GIVEN DATA.
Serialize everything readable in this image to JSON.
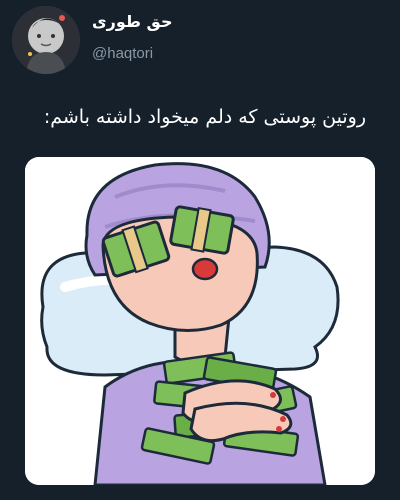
{
  "author": {
    "display_name": "حق طوری",
    "handle": "@haqtori",
    "avatar_icon": "profile-photo"
  },
  "tweet": {
    "text": "روتین پوستی که دلم میخواد داشته باشم:"
  },
  "media": {
    "icon": "cartoon-woman-with-money-illustration"
  },
  "colors": {
    "background": "#15202b",
    "text_primary": "#ffffff",
    "text_secondary": "#8b98a5",
    "turban": "#b9a3e0",
    "pillow": "#d9ecf7",
    "money": "#7fbf5a",
    "lips": "#d83a3a"
  }
}
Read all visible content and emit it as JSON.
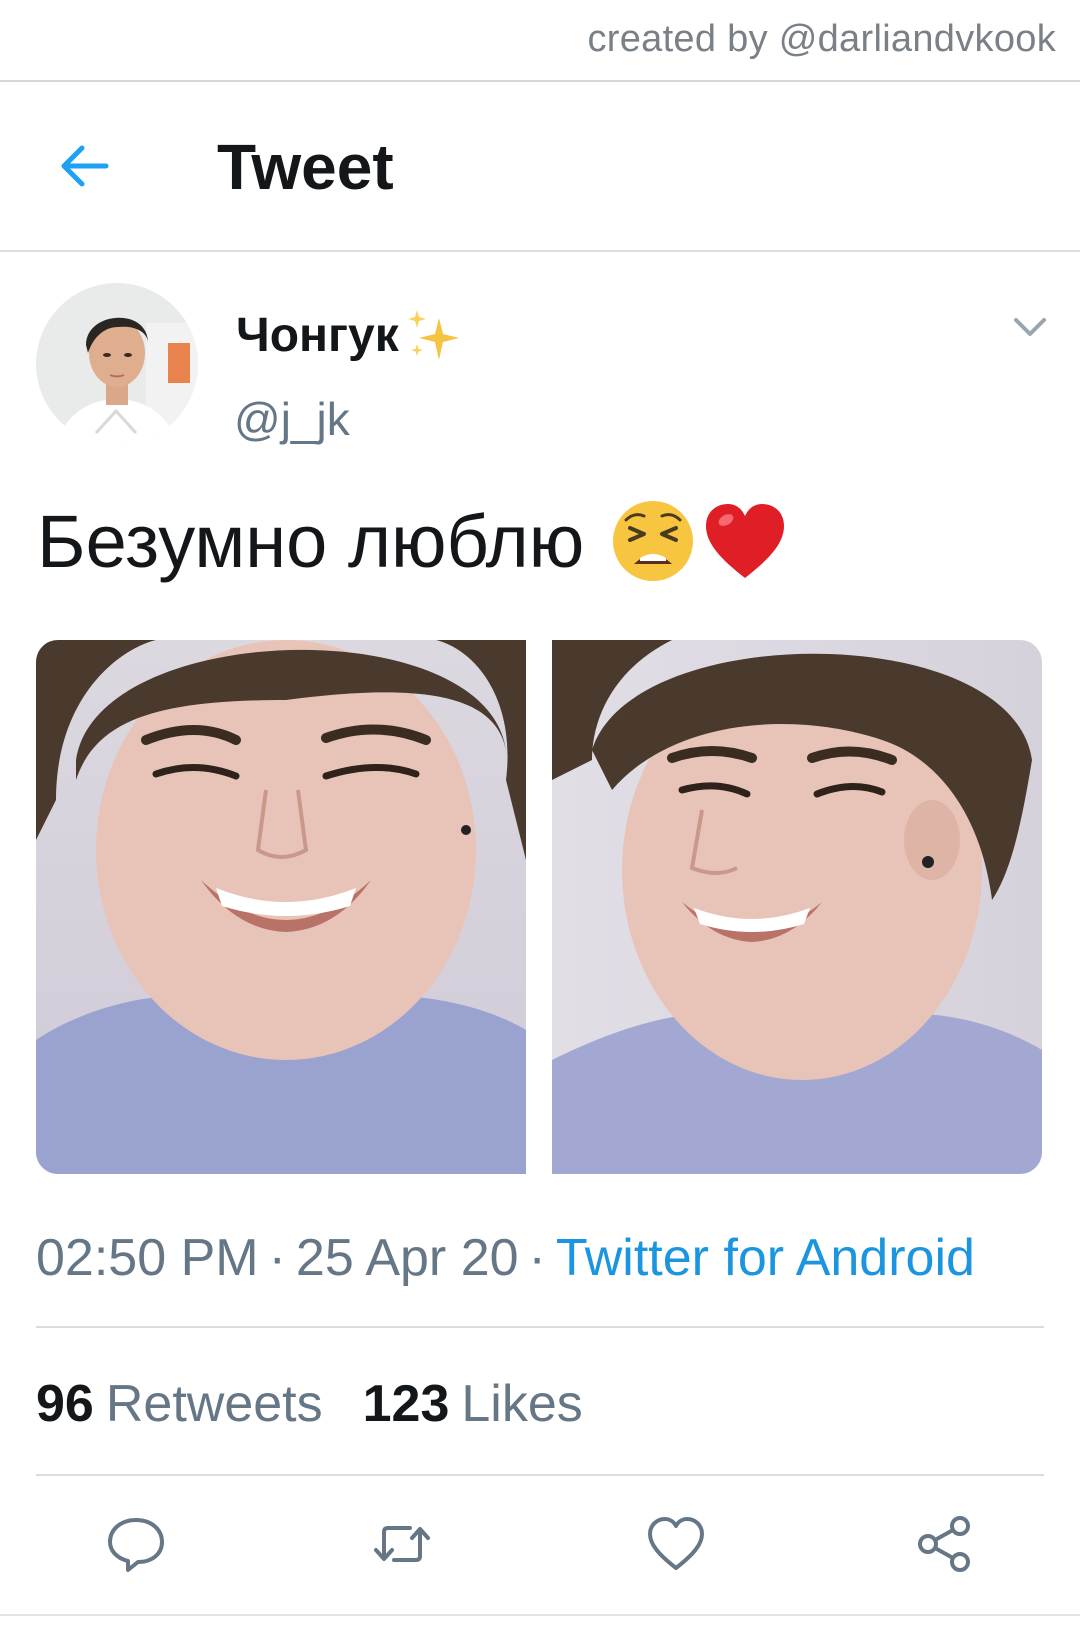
{
  "credit": {
    "text": "created by @darliandvkook"
  },
  "header": {
    "title": "Tweet",
    "back_icon": "arrow-left-icon"
  },
  "author": {
    "display_name": "Чонгук",
    "handle": "@j_jk",
    "name_emoji": "sparkles-icon"
  },
  "tweet": {
    "text": "Безумно люблю",
    "emojis": [
      "tired-face-emoji",
      "red-heart-emoji"
    ]
  },
  "media": [
    {
      "alt": "photo-1"
    },
    {
      "alt": "photo-2"
    }
  ],
  "meta": {
    "time": "02:50 PM",
    "separator": "·",
    "date": "25 Apr 20",
    "source": "Twitter for Android"
  },
  "stats": {
    "retweets_count": "96",
    "retweets_label": "Retweets",
    "likes_count": "123",
    "likes_label": "Likes"
  },
  "colors": {
    "accent": "#1b95e0",
    "text_primary": "#14171a",
    "text_secondary": "#657786",
    "divider": "#d9dce0"
  }
}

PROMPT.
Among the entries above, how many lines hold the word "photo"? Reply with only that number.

REPLY TO THE EXERCISE.
3